The best thing about Rogue one is the expansion of the Star Wars universe.
For those who read the novels, it’s been expanded for some time. But for those of us who only watched the films, this is new territory. And it’s the perfect intersection of audience desire and Hollywood mechanics. It’s an original story in a recognizable franchise.
A decade ago, franchise meant one in a succession of films. Fast 8 and Rambo 14. Films typically degraded in quality as the sequel number grew. But Marvel introduced a new era for franchises. One that Harry Potter has been toying with for a few years and will likely dive headlong into as soon as they figure out how. (I’m convinced the only reason we haven’t seen a Harry Potter tv show is that it’s cost prohibitive). One that DC would give almost anything to figure out but hasn’t quite managed yet. Rogue One nails it.
I love the idea of this larger universe; new characters and new stories that don’t have to be plugged into the central mythos around the Skywalker family and the Jedis. I like that there are still people who can harness the Force but don’t have any Jedi training so are these rogue powers. I enjoy more details about the science and the world building. All of which, and more, is in my review.
Even so, it’s not all it could be. I was struck at one moment toward the end where this character is walking; defying all the people shooting at him, walking to his death but still going. It reminded me of the scene in Lord of the Rings with Boromir when he’s taking all the arrows. But there was no purpose in this walk. He wasn’t doing it to save anyone. There was no valor in his death. And as he goes down reciting a mantra about the Force, it seemed like a very hollow power.

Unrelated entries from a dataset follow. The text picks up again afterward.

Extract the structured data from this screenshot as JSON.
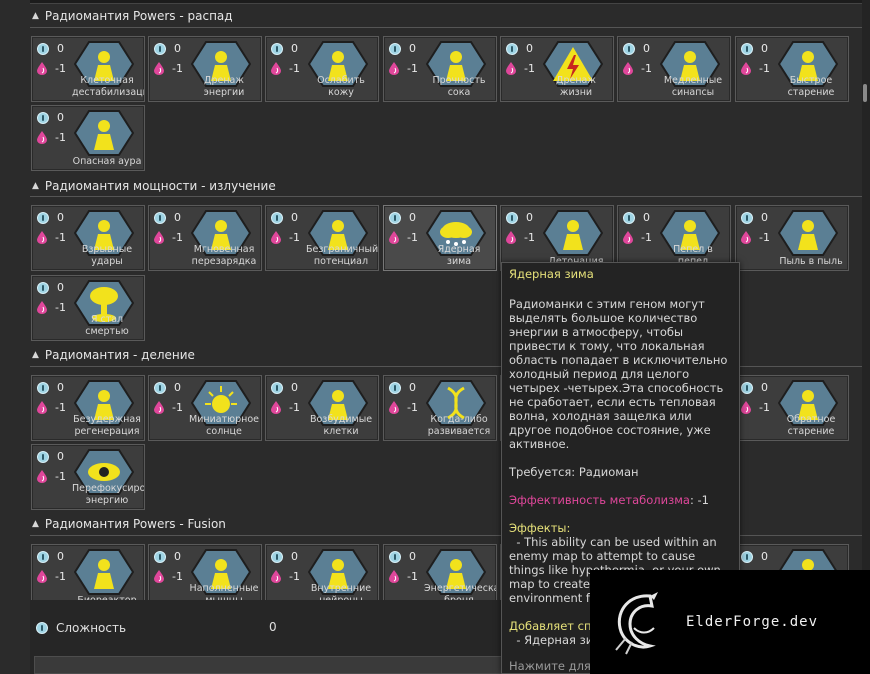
{
  "sections": [
    {
      "title": "Радиомантия Powers - распад",
      "cards": [
        {
          "label": "Клеточная дестабилизация",
          "complexity": "0",
          "metabolism": "-1",
          "icon": "cell-burst-icon"
        },
        {
          "label": "Дренаж энергии",
          "complexity": "0",
          "metabolism": "-1",
          "icon": "hand-drain-icon"
        },
        {
          "label": "Ослабить кожу",
          "complexity": "0",
          "metabolism": "-1",
          "icon": "figure-shock-icon"
        },
        {
          "label": "Прочность сока",
          "complexity": "0",
          "metabolism": "-1",
          "icon": "beast-icon"
        },
        {
          "label": "Дренаж жизни",
          "complexity": "0",
          "metabolism": "-1",
          "icon": "lightning-sign-icon"
        },
        {
          "label": "Медленные синапсы",
          "complexity": "0",
          "metabolism": "-1",
          "icon": "synapse-icon"
        },
        {
          "label": "Быстрое старение",
          "complexity": "0",
          "metabolism": "-1",
          "icon": "falling-figure-icon"
        },
        {
          "label": "Опасная аура",
          "complexity": "0",
          "metabolism": "-1",
          "icon": "radiating-figure-icon"
        }
      ]
    },
    {
      "title": "Радиомантия мощности - излучение",
      "cards": [
        {
          "label": "Взрывные удары",
          "complexity": "0",
          "metabolism": "-1",
          "icon": "explosive-punch-icon"
        },
        {
          "label": "Мгновенная перезарядка",
          "complexity": "0",
          "metabolism": "-1",
          "icon": "recharge-icon"
        },
        {
          "label": "Безграничный потенциал",
          "complexity": "0",
          "metabolism": "-1",
          "icon": "silhouette-icon"
        },
        {
          "label": "Ядерная зима",
          "complexity": "0",
          "metabolism": "-1",
          "icon": "snow-cloud-icon"
        },
        {
          "label": "Детонация",
          "complexity": "0",
          "metabolism": "-1",
          "icon": "detonation-icon"
        },
        {
          "label": "Пепел в пепел",
          "complexity": "0",
          "metabolism": "-1",
          "icon": "ash-icon"
        },
        {
          "label": "Пыль в пыль",
          "complexity": "0",
          "metabolism": "-1",
          "icon": "dust-swirl-icon"
        },
        {
          "label": "Я стал смертью",
          "complexity": "0",
          "metabolism": "-1",
          "icon": "mushroom-cloud-icon"
        }
      ]
    },
    {
      "title": "Радиомантия - деление",
      "cards": [
        {
          "label": "Безудержная регенерация",
          "complexity": "0",
          "metabolism": "-1",
          "icon": "regeneration-icon"
        },
        {
          "label": "Миниатюрное солнце",
          "complexity": "0",
          "metabolism": "-1",
          "icon": "mini-sun-icon"
        },
        {
          "label": "Возбудимые клетки",
          "complexity": "0",
          "metabolism": "-1",
          "icon": "excited-cells-icon"
        },
        {
          "label": "Когда-либо развивается",
          "complexity": "0",
          "metabolism": "-1",
          "icon": "dna-icon"
        },
        {
          "label": "",
          "complexity": "0",
          "metabolism": "-1",
          "icon": "hidden-icon"
        },
        {
          "label": "",
          "complexity": "0",
          "metabolism": "-1",
          "icon": "hidden-icon"
        },
        {
          "label": "Обратное старение",
          "complexity": "0",
          "metabolism": "-1",
          "icon": "muscle-figure-icon"
        },
        {
          "label": "Перефокусировать энергию",
          "complexity": "0",
          "metabolism": "-1",
          "icon": "eye-icon"
        }
      ]
    },
    {
      "title": "Радиомантия Powers - Fusion",
      "cards": [
        {
          "label": "Биореактор",
          "complexity": "0",
          "metabolism": "-1",
          "icon": "bioreactor-icon"
        },
        {
          "label": "Наполненные мышцы",
          "complexity": "0",
          "metabolism": "-1",
          "icon": "muscle-arm-icon"
        },
        {
          "label": "Внутренние нейроны",
          "complexity": "0",
          "metabolism": "-1",
          "icon": "neurons-icon"
        },
        {
          "label": "Энергетическая броня",
          "complexity": "0",
          "metabolism": "-1",
          "icon": "energy-armor-icon"
        },
        {
          "label": "",
          "complexity": "0",
          "metabolism": "-1",
          "icon": "hidden-icon"
        },
        {
          "label": "",
          "complexity": "0",
          "metabolism": "-1",
          "icon": "hidden-icon"
        },
        {
          "label": "",
          "complexity": "0",
          "metabolism": "-1",
          "icon": "spark-icon"
        }
      ]
    }
  ],
  "footer": {
    "complexity_label": "Сложность",
    "complexity_value": "0"
  },
  "tooltip": {
    "title": "Ядерная зима",
    "description": "Радиоманки с этим геном могут выделять большое количество энергии в атмосферу, чтобы привести к тому, что локальная область попадает в исключительно холодный период для целого четырех -четырех.Эта способность не сработает, если есть тепловая волна, холодная защелка или другое подобное состояние, уже активное.",
    "requires": "Требуется: Радиоман",
    "metabolism_label": "Эффективность метаболизма",
    "metabolism_value": ": -1",
    "effects_header": "Эффекты:",
    "effects_text": "  - This ability can be used within an enemy map to attempt to cause things like hypothermia, or your own map to create a naturally cold environment for a time.",
    "adds_header": "Добавляет способность:",
    "adds_text": "  - Ядерная зима",
    "click_hint": "Нажмите для деталей"
  },
  "watermark": {
    "text": "ElderForge.dev"
  },
  "colors": {
    "background": "#2b2b2b",
    "card": "#3d3d3d",
    "hex_fill": "#5b7f94",
    "icon_yellow": "#f2e21c",
    "complexity_blue": "#9fd4e4",
    "metabolism_pink": "#e0479b",
    "tooltip_title": "#e6e17a"
  }
}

Purpose infuses Boromir’s death; honor and meaning and emotional resonance. Because underlying the mythology is real power. It has the presence of the divine. Of not just an awareness or a connectedness but of sentience. The Force is an empty thing and so while Star Wars is a fun universe to play in and is (now) good sci-fi, it will always lack a depth that would give the story even greater heft.